Putative biological mechanisms involved in the treatment of xerostomia with acupuncture are not well understood, but in 1993, Blom and colleagues34 showed that local blood flux increased significantly in the skin overlying the parotid glands after acupuncture. Later studies38, 39 demonstrated that acupuncture caused increased concentrations of both vasoactive intestinal polypeptide and calcitonin gene-related peptide in the saliva of xerostomia sufferers. Involved neuronal substrates have also been investigated by functional magnetic resonance imaging.49 In a randomized, sham-controlled, cross-over, neuroimaging trial of 20 healthy volunteers, Deng and colleagues found that acupuncture stimulation of the point Large Intestine 2 was associated with bilateral activation of areas of the brain where gustatory, olfactory, and visual stimuli and signals from expectation/suggestion are integrated, and these areas were not activated during sham acupuncture. These was also a positive correlation between the amount of saliva flow and changes in the brain regions of interest.49 Further exploration of these potential mechanisms is greatly needed.
Acupuncture is cost-effective, minimally invasive, and has a very low incidence of adverse effects. No adverse effects related to the treatment, outside of mild discomfort from needle insertion, were reported by participants. One limitation is that this was a single-center trial, and although representative of patients seen at Fudan, the study population was somewhat select. Thus, generalizability of findings is limited.
The current trial also did not use a placebo comparison arm. Placebo-controlled trials in acupuncture remain controversial. Identifying an inert sham treatment that cannot be distinguished from real acupuncture is difficult. The FDA uses subjective outcomes as the standard for drug approval in xerostomia treatment; thus, comparison to a placebo group is important. However, there were significant group differences on subjective outcomes of saliva flow. After we completed the current trial, we designed a pilot trial using a sham procedure. Results from that trial will be reported elsewhere (unpublished data). It should be noted that although patients in the initial trial were excluded if they had received IMRT,14 in 1 of our other previous studies patients did receive IMRT.17 Subset analyses did not show any significant relationship between the amount of radiation received and response to acupuncture, with patients who underwent IMRT deriving similar benefit.
This trial demonstrated that acupuncture can reduce the occurrence and severity of xerostomia as early as 3 weeks into radiotherapy, with benefits remaining 6 months after the end of treatment. On the basis of these findings, future large-scale, multicenter, randomized, placebo-controlled trials that follow patients out to 12 months and include exploration of putative mechanisms are indicated.
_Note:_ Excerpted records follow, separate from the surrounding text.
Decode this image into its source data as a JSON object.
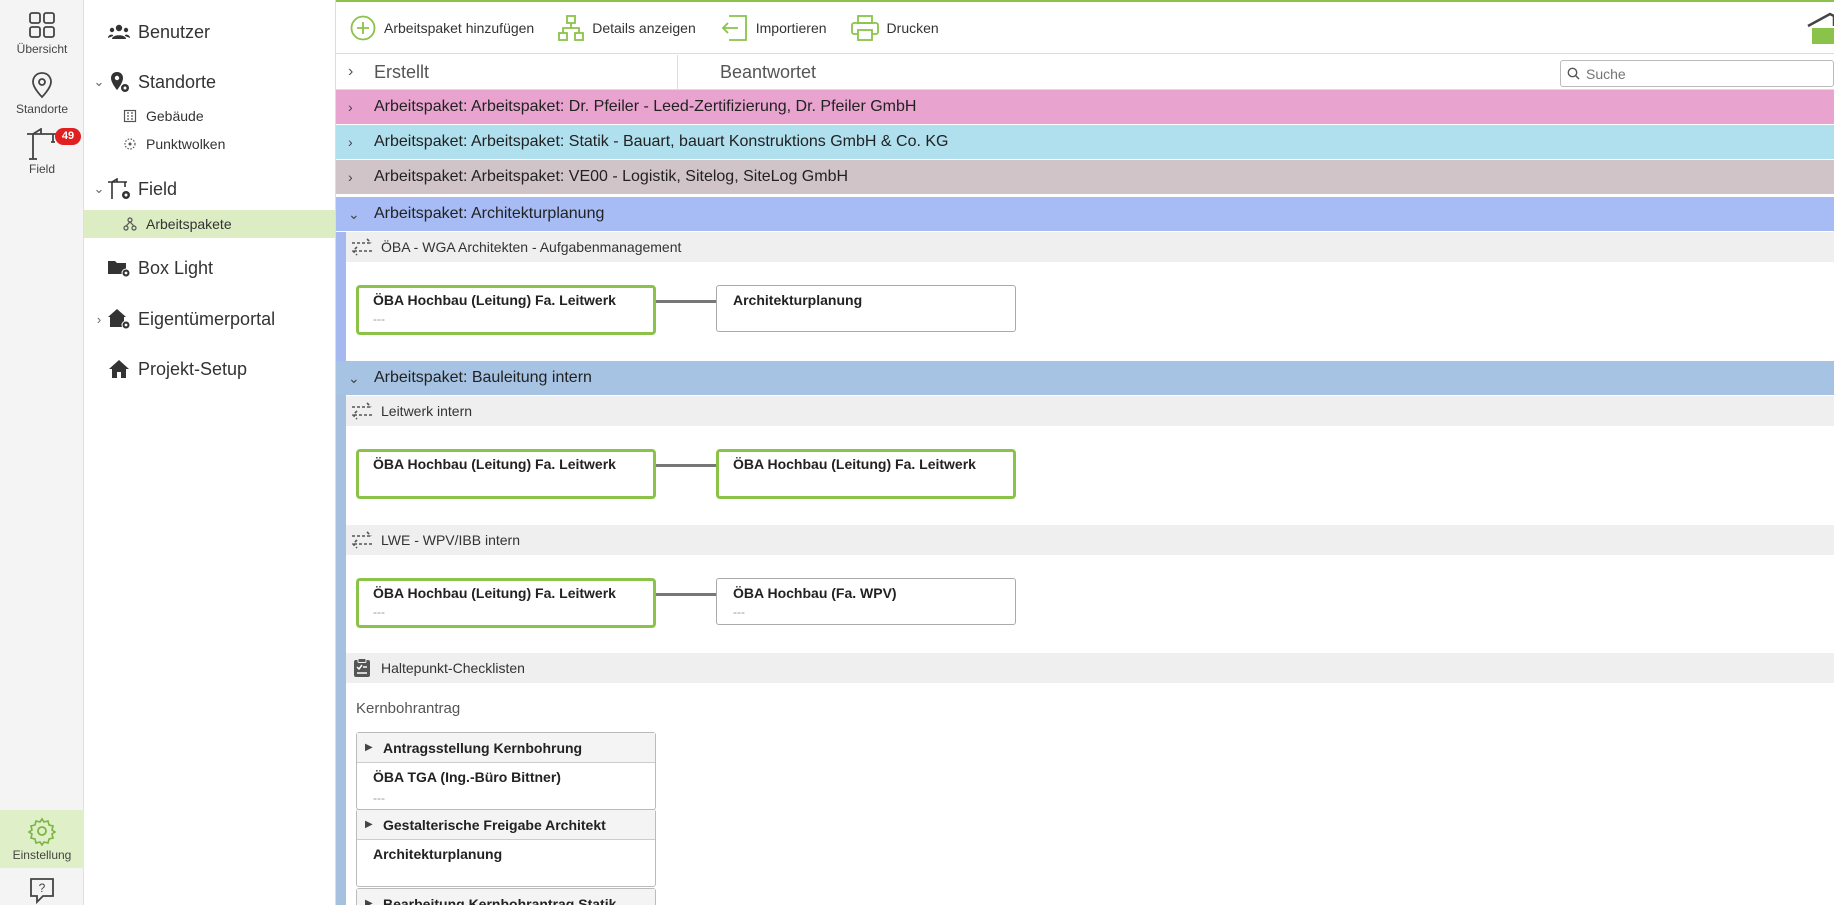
{
  "rail": {
    "overview_label": "Übersicht",
    "locations_label": "Standorte",
    "field_label": "Field",
    "field_badge": "49",
    "settings_label": "Einstellung"
  },
  "nav": {
    "users": "Benutzer",
    "locations": "Standorte",
    "buildings": "Gebäude",
    "point_clouds": "Punktwolken",
    "field": "Field",
    "work_packages": "Arbeitspakete",
    "box_light": "Box Light",
    "owner_portal": "Eigentümerportal",
    "project_setup": "Projekt-Setup"
  },
  "toolbar": {
    "add_label": "Arbeitspaket hinzufügen",
    "details_label": "Details anzeigen",
    "import_label": "Importieren",
    "print_label": "Drucken"
  },
  "columns": {
    "created": "Erstellt",
    "answered": "Beantwortet"
  },
  "search": {
    "placeholder": "Suche"
  },
  "work_packages": [
    {
      "label": "Arbeitspaket: Arbeitspaket: Dr. Pfeiler - Leed-Zertifizierung, Dr. Pfeiler GmbH",
      "color": "#e9a3cf"
    },
    {
      "label": "Arbeitspaket: Arbeitspaket: Statik - Bauart, bauart Konstruktions GmbH & Co. KG",
      "color": "#b0dfee"
    },
    {
      "label": "Arbeitspaket: Arbeitspaket: VE00 - Logistik, Sitelog, SiteLog GmbH",
      "color": "#d0c4c8"
    },
    {
      "label": "Arbeitspaket: Architekturplanung",
      "color": "#a7bcf4"
    },
    {
      "label": "Arbeitspaket: Bauleitung intern",
      "color": "#a6c3e3"
    }
  ],
  "sections": {
    "s1_title": "ÖBA - WGA Architekten - Aufgabenmanagement",
    "s1_from": "ÖBA Hochbau (Leitung) Fa. Leitwerk",
    "s1_from_dots": "---",
    "s1_to": "Architekturplanung",
    "s2_title": "Leitwerk intern",
    "s2_from": "ÖBA Hochbau (Leitung) Fa. Leitwerk",
    "s2_to": "ÖBA Hochbau (Leitung) Fa. Leitwerk",
    "s3_title": "LWE - WPV/IBB intern",
    "s3_from": "ÖBA Hochbau (Leitung) Fa. Leitwerk",
    "s3_from_dots": "---",
    "s3_to": "ÖBA Hochbau (Fa. WPV)",
    "s3_to_dots": "---",
    "s4_title": "Haltepunkt-Checklisten"
  },
  "checklist": {
    "group_label": "Kernbohrantrag",
    "items": [
      {
        "title": "Antragsstellung Kernbohrung",
        "assignee": "ÖBA TGA (Ing.-Büro Bittner)",
        "dots": "---"
      },
      {
        "title": "Gestalterische Freigabe Architekt",
        "assignee": "Architekturplanung",
        "dots": ""
      },
      {
        "title": "Bearbeitung Kernbohrantrag Statik",
        "assignee": "",
        "dots": ""
      }
    ]
  },
  "colors": {
    "accent_green": "#8bc34a",
    "badge_red": "#e02020",
    "active_nav": "#dcedc4"
  }
}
Support was provided in part by the United States National Cancer Institute (NCI) grant CA121503 (principal investigator, L.C.), the NCI Cancer Center Support Grant CA016672, and the Chinese Science and Technology Commission of Shanghai Municipality grant 05DZ19747 (principal investigator, Z.M.).